Get Some Batteries
Finally, if you are really attached to your morning coffee and don’t mind making room for it on the camp site, there are battery-powered options for every a wide range of coffee preferences. You can get a battery-operated K-cup brewer, or a battery-operated drip coffee maker. Some of these battery-powered coffee makers are designed to be compatible with battery systems you may already have on hand, like battery systems that operate power tools and home appliances.
Things to Remember
Leave No Trace
The first and most important rule of camping is “leave no trace.” This means that whatever you bring to a campsite must be taken away with you. If you use a coffee-making method that creates trash in the form of k-cups, paper filters, or other waste products, you need to carefully store them until you leave your campsite and can dispose of them properly. This is why coffee-making methods that don’t require a filter or other waste items are strongly recommended, and methods that require single-use filters are not great for camping.

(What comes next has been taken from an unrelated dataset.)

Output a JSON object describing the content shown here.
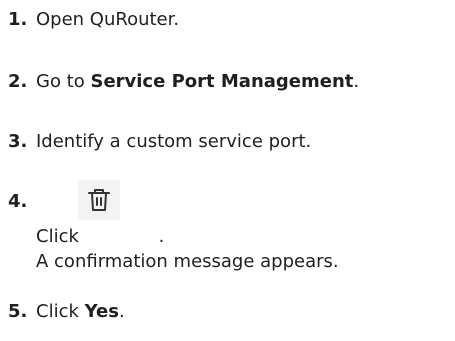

This raises the question of what to do with coffee grounds. Many people feel that coffee grounds are not “trash,” in the traditional sense. They are biodegradable, and many acid-loving plants prefer soil that is enriched with used coffee grounds. Many other people feel that coffee grounds fall under the auspices of “leave no trace,” and therefore should never be left behind at a campsite.

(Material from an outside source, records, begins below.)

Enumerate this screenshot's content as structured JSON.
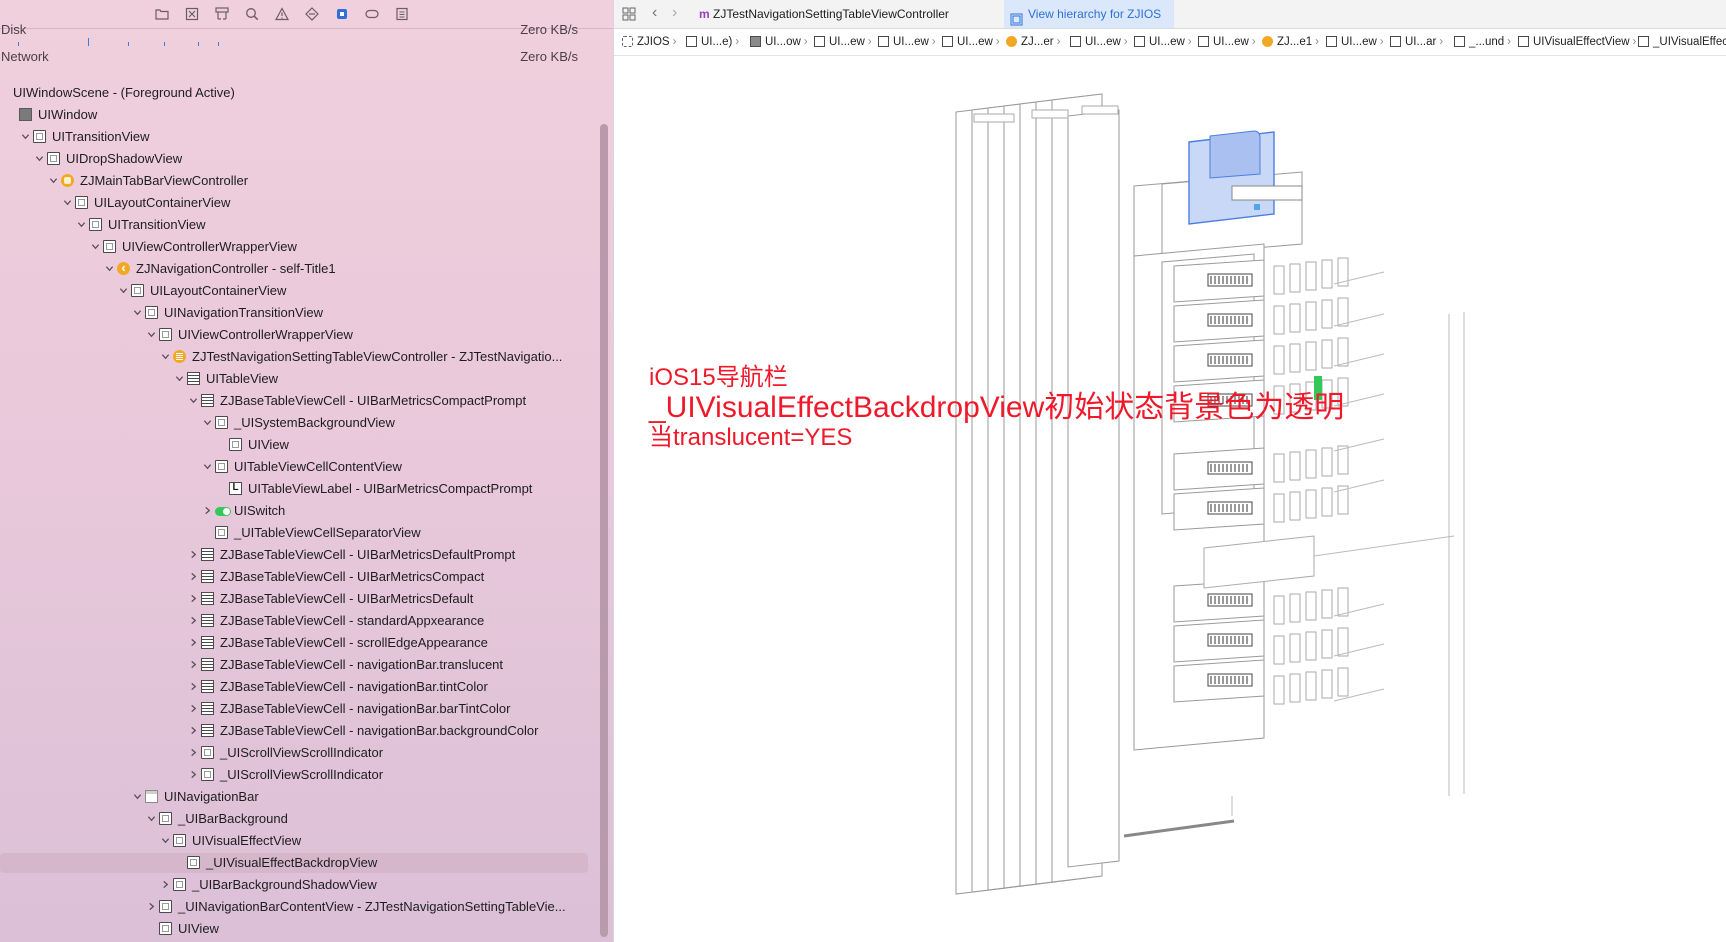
{
  "navigator": {
    "toolbar_icons": [
      "folder-icon",
      "x-square-icon",
      "hierarchy-icon",
      "search-icon",
      "warning-icon",
      "diamond-icon",
      "debug-icon",
      "tag-icon",
      "list-icon"
    ],
    "metrics": [
      {
        "label": "Disk",
        "value": "Zero KB/s"
      },
      {
        "label": "Network",
        "value": "Zero KB/s"
      }
    ],
    "tree": [
      {
        "depth": 0,
        "chevron": "none",
        "icon": "none",
        "label": "UIWindowScene - (Foreground Active)"
      },
      {
        "depth": 0,
        "chevron": "none",
        "icon": "window",
        "label": "UIWindow"
      },
      {
        "depth": 1,
        "chevron": "down",
        "icon": "view",
        "label": "UITransitionView"
      },
      {
        "depth": 2,
        "chevron": "down",
        "icon": "view",
        "label": "UIDropShadowView"
      },
      {
        "depth": 3,
        "chevron": "down",
        "icon": "controller",
        "label": "ZJMainTabBarViewController"
      },
      {
        "depth": 4,
        "chevron": "down",
        "icon": "view",
        "label": "UILayoutContainerView"
      },
      {
        "depth": 5,
        "chevron": "down",
        "icon": "view",
        "label": "UITransitionView"
      },
      {
        "depth": 6,
        "chevron": "down",
        "icon": "view",
        "label": "UIViewControllerWrapperView"
      },
      {
        "depth": 7,
        "chevron": "down",
        "icon": "nav",
        "label": "ZJNavigationController - self-Title1"
      },
      {
        "depth": 8,
        "chevron": "down",
        "icon": "view",
        "label": "UILayoutContainerView"
      },
      {
        "depth": 9,
        "chevron": "down",
        "icon": "view",
        "label": "UINavigationTransitionView"
      },
      {
        "depth": 10,
        "chevron": "down",
        "icon": "view",
        "label": "UIViewControllerWrapperView"
      },
      {
        "depth": 11,
        "chevron": "down",
        "icon": "tvc",
        "label": "ZJTestNavigationSettingTableViewController - ZJTestNavigatio..."
      },
      {
        "depth": 12,
        "chevron": "down",
        "icon": "table",
        "label": "UITableView"
      },
      {
        "depth": 13,
        "chevron": "down",
        "icon": "table",
        "label": "ZJBaseTableViewCell - UIBarMetricsCompactPrompt"
      },
      {
        "depth": 14,
        "chevron": "down",
        "icon": "view",
        "label": "_UISystemBackgroundView"
      },
      {
        "depth": 15,
        "chevron": "none",
        "icon": "view",
        "label": "UIView"
      },
      {
        "depth": 14,
        "chevron": "down",
        "icon": "view",
        "label": "UITableViewCellContentView"
      },
      {
        "depth": 15,
        "chevron": "none",
        "icon": "label",
        "label": "UITableViewLabel - UIBarMetricsCompactPrompt"
      },
      {
        "depth": 14,
        "chevron": "right",
        "icon": "switch",
        "label": "UISwitch"
      },
      {
        "depth": 14,
        "chevron": "none",
        "icon": "view",
        "label": "_UITableViewCellSeparatorView"
      },
      {
        "depth": 13,
        "chevron": "right",
        "icon": "table",
        "label": "ZJBaseTableViewCell - UIBarMetricsDefaultPrompt"
      },
      {
        "depth": 13,
        "chevron": "right",
        "icon": "table",
        "label": "ZJBaseTableViewCell - UIBarMetricsCompact"
      },
      {
        "depth": 13,
        "chevron": "right",
        "icon": "table",
        "label": "ZJBaseTableViewCell - UIBarMetricsDefault"
      },
      {
        "depth": 13,
        "chevron": "right",
        "icon": "table",
        "label": "ZJBaseTableViewCell - standardAppxearance"
      },
      {
        "depth": 13,
        "chevron": "right",
        "icon": "table",
        "label": "ZJBaseTableViewCell - scrollEdgeAppearance"
      },
      {
        "depth": 13,
        "chevron": "right",
        "icon": "table",
        "label": "ZJBaseTableViewCell - navigationBar.translucent"
      },
      {
        "depth": 13,
        "chevron": "right",
        "icon": "table",
        "label": "ZJBaseTableViewCell - navigationBar.tintColor"
      },
      {
        "depth": 13,
        "chevron": "right",
        "icon": "table",
        "label": "ZJBaseTableViewCell - navigationBar.barTintColor"
      },
      {
        "depth": 13,
        "chevron": "right",
        "icon": "table",
        "label": "ZJBaseTableViewCell - navigationBar.backgroundColor"
      },
      {
        "depth": 13,
        "chevron": "right",
        "icon": "view",
        "label": "_UIScrollViewScrollIndicator"
      },
      {
        "depth": 13,
        "chevron": "right",
        "icon": "view",
        "label": "_UIScrollViewScrollIndicator"
      },
      {
        "depth": 9,
        "chevron": "down",
        "icon": "navbar",
        "label": "UINavigationBar"
      },
      {
        "depth": 10,
        "chevron": "down",
        "icon": "view",
        "label": "_UIBarBackground"
      },
      {
        "depth": 11,
        "chevron": "down",
        "icon": "view",
        "label": "UIVisualEffectView"
      },
      {
        "depth": 12,
        "chevron": "none",
        "icon": "view",
        "label": "_UIVisualEffectBackdropView",
        "selected": true
      },
      {
        "depth": 11,
        "chevron": "right",
        "icon": "view",
        "label": "_UIBarBackgroundShadowView"
      },
      {
        "depth": 10,
        "chevron": "right",
        "icon": "view",
        "label": "_UINavigationBarContentView - ZJTestNavigationSettingTableVie..."
      },
      {
        "depth": 10,
        "chevron": "none",
        "icon": "view",
        "label": "UIView"
      }
    ]
  },
  "editor": {
    "tabs": [
      {
        "icon": "m",
        "label": "ZJTestNavigationSettingTableViewController",
        "active": false
      },
      {
        "icon": "hierarchy",
        "label": "View hierarchy for ZJIOS",
        "active": true
      }
    ],
    "jump_bar": [
      {
        "icon": "target",
        "label": "ZJIOS"
      },
      {
        "icon": "view",
        "label": "UI...e)"
      },
      {
        "icon": "gray",
        "label": "UI...ow"
      },
      {
        "icon": "view",
        "label": "UI...ew"
      },
      {
        "icon": "view",
        "label": "UI...ew"
      },
      {
        "icon": "view",
        "label": "UI...ew"
      },
      {
        "icon": "orange",
        "label": "ZJ...er"
      },
      {
        "icon": "view",
        "label": "UI...ew"
      },
      {
        "icon": "view",
        "label": "UI...ew"
      },
      {
        "icon": "view",
        "label": "UI...ew"
      },
      {
        "icon": "orange",
        "label": "ZJ...e1"
      },
      {
        "icon": "view",
        "label": "UI...ew"
      },
      {
        "icon": "view",
        "label": "UI...ar"
      },
      {
        "icon": "view",
        "label": "_...und"
      },
      {
        "icon": "view",
        "label": "UIVisualEffectView"
      },
      {
        "icon": "view",
        "label": "_UIVisualEffectBack"
      }
    ],
    "annotation": {
      "line1": "iOS15导航栏",
      "line2": "_UIVisualEffectBackdropView初始状态背景色为透明",
      "line3": "当translucent=YES"
    },
    "colors": {
      "annotation": "#f0192a",
      "selection": "#4a7fe0",
      "switch": "#34c759"
    }
  }
}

How NOT to Dispose of Coffee Grounds While Camping
- Never dispose of your coffee grounds in or near a local water source, like a river, stream, or pond. Do not use natural water to rinse out your coffee containers.
- Never dispose of coffee grounds above the tree line

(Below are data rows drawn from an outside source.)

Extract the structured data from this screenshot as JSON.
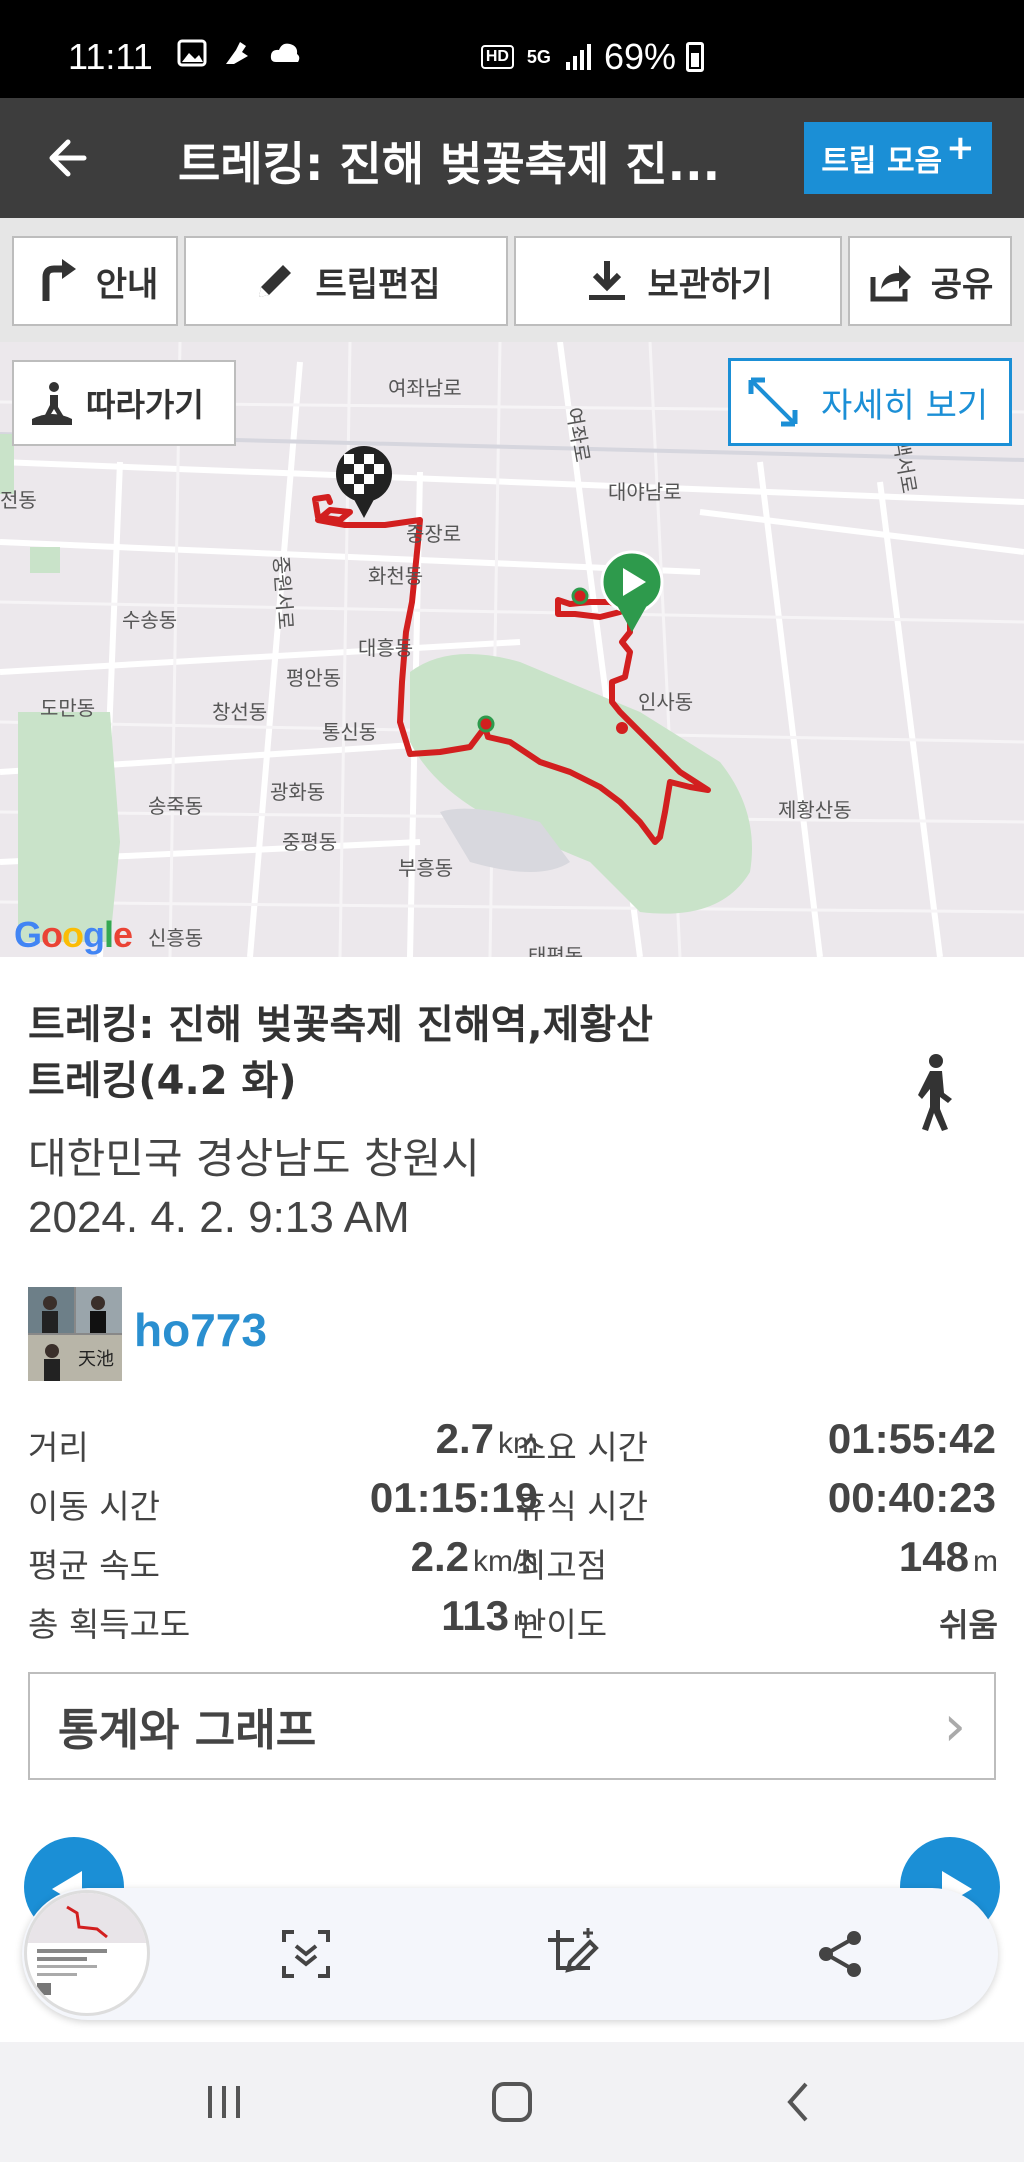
{
  "status": {
    "time": "11:11",
    "hd": "HD",
    "network": "5G",
    "battery": "69%"
  },
  "header": {
    "title": "트레킹: 진해 벚꽃축제 진...",
    "trip_button": "트립 모음",
    "trip_button_plus": "+"
  },
  "toolbar": {
    "guide": "안내",
    "edit": "트립편집",
    "save": "보관하기",
    "share": "공유"
  },
  "map": {
    "follow": "따라가기",
    "detail": "자세히 보기",
    "google": "Google",
    "labels": [
      "여좌남로",
      "여좌로",
      "대야남로",
      "태백서로",
      "전동",
      "중장로",
      "화천동",
      "수송동",
      "대흥동",
      "중원서로",
      "평안동",
      "도만동",
      "창선동",
      "통신동",
      "인사동",
      "제황산동",
      "송죽동",
      "광화동",
      "중평동",
      "부흥동",
      "신흥동",
      "태평동"
    ]
  },
  "trip": {
    "title_line1": "트레킹: 진해 벚꽃축제 진해역,제황산",
    "title_line2": "트레킹(4.2 화)",
    "location": "대한민국 경상남도 창원시",
    "datetime": "2024. 4. 2. 9:13 AM",
    "user": "ho773",
    "activity_icon": "walking-person-icon"
  },
  "stats": {
    "distance_label": "거리",
    "distance_value": "2.7",
    "distance_unit": "km",
    "total_time_label": "소요 시간",
    "total_time_value": "01:55:42",
    "moving_time_label": "이동 시간",
    "moving_time_value": "01:15:19",
    "rest_time_label": "휴식 시간",
    "rest_time_value": "00:40:23",
    "avg_speed_label": "평균 속도",
    "avg_speed_value": "2.2",
    "avg_speed_unit": "km/h",
    "max_alt_label": "최고점",
    "max_alt_value": "148",
    "max_alt_unit": "m",
    "gain_label": "총 획득고도",
    "gain_value": "113",
    "gain_unit": "m",
    "difficulty_label": "난이도",
    "difficulty_value": "쉬움"
  },
  "stats_button": "통계와 그래프",
  "colors": {
    "accent": "#1b8fd6",
    "header_bg": "#3d3d3d",
    "route": "#d21f1f",
    "start_marker": "#2e9a4c"
  }
}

- Never dispose of coffee grounds on hard, rocky, or impacted soil
Many people feel that coffee grounds, if scattered gently over the soil in a bushy, brushy area, are doing no harm and can be disposed of in this way with a clear conscience. However, this should only be applied to small quantities of coffee grounds. If you are making 2 or more cups of coffee every day at a campsite where you will be for several days, repeatedly scattering your grounds on the soil greatly increases the acidity in that specific area. And be mindful that scattering coffee grounds near your camp may attract wildlife, who associate the smell with food. Scattering small quantities of coffee grounds probably does no harm, but does violate the Leave No Trace principle.
However, used coffee grounds are fully biodegradable, and therefore can be burned in a hot campfire. In fact, according to the EPA, the smell of burning coffee grounds may actually repel mosquitoes, so burning may be an ideal solution for many campers.
In other words, in most instances, your coffee grounds need to be packed out and taken with you for proper disposal.
As you can see, there are dozens of ways how to